Munro even discovered that some of the devices had been infected with cryto-mining malware to generate cryptocurrencies for cyber criminals.
In recent days, he said Pen Test Partners have been working on third-party car alarms. “So far, we believe that over five millions cars can be located, unlocked and the engine started and driven away, so in general, IoT security is a train wreck,” he said.
Cayla doll ban
Among some of the good things happening, said Munro, is that the Cayla doll has been banned in Germany because the device violates a telecommunications privacy law and has been subject to action by several consumer protection organisations.
“A Norwegian consumer council had the doll banned by several retailers, which shows you can pressure suppliers into behaving by hurting them commercially, and some big reputable retailers in the UK are starting to refuse to stock vulnerable product, while in the US, they are looking at stopping the US government and agencies from buying an insecure product,” he said.
Although this is a good start, Munro said there is still a long way to go and he would like to see some basic regulation.
The UK has so far stopped short of regulation, electing instead to publish a Secure by Design voluntary Code of Practice (CoP) in October 2018 that was developed by the Department for Digital, Culture, Media and Sport (DCMS) and the National Cyber Security Centre (NCSC).
While the final version of the CoP is largely unchanged from the draft version, it has been revised to ensure compliance with the EU’s General Data Protection Regulation (GDPR) and the UK’s new GDPR-aligned Data Protection Act to facilitate regulatory implementation in future.

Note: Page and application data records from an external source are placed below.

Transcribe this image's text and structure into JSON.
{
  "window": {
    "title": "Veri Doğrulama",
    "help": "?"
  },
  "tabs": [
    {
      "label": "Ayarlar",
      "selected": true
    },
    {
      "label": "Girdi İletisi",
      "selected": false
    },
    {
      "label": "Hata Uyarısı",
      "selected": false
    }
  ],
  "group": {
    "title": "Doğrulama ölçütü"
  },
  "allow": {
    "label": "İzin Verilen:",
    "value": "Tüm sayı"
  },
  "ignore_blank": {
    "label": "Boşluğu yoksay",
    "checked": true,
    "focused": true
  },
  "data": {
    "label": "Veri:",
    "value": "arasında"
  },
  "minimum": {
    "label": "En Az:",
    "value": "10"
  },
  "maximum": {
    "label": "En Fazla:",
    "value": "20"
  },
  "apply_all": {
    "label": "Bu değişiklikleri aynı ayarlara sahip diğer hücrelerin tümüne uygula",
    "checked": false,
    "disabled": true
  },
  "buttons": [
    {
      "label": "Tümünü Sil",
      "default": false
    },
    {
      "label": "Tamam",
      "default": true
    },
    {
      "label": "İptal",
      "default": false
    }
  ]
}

Initial draft did not address refusal to follow guidelines
Speaking to Computer Weekly, Munro said he was uncomfortable with the initial draft of the CoP because it did not address enforcement if suppliers refused to follow the guidelines.
“However, the final code of practice showed how existing legislation such as the GDPR could be brought to bear against poorly secured smart products.
“The CoP is a great start, but there is still more to be done,” he said. “I would like to see fresh primary legislation in the IoT arena in the UK, but this will take time. It would also be reasonable to let the CoP guidance ‘bed in’ with manufacturers. If they don’t start to change behaviour, that would be the time for regulation.”
Munro believes giving consumers the right to return vulnerable smart products for credit will create financial incentives for manufacturers to improve security, as will retailers committing to not stocking vulnerable smart tech, backed up by trading standards legislation. He would also like to see manufacturers delivering product security updates for the foreseeable life of the product.
“I think demonstrating security in a product will actually drive sales because if someone can buy a smart thermostat and know it is secure, that will increase sales in the market,” Munro told ISSE attendees.
The proposed European Cybersecurity Act, however, covers only corporate and medical devices, including critical national infrastructure, but is currently voluntary for consumer devices, he said.
“That’s a real shame, because consumer devices are as much of threat because we have shown how attackers could aggregate smart thermostats and take the electricity grid. I think we have to bring in regulation – we have no choice.”
Munro said the bipartisan bill to mandate baseline cyber security requirements for IoT devices purchased by the federal government currently going through the Senate is a “brilliant guide” that lists seven basic requirements and “even defines firmware”.
“It is simple, and we could learn so much from that,” he said. “It would enable us to say this is what we want, and then we can start to build up the next layer of accreditations and the next layer of regulation – but let’s do the basics first.”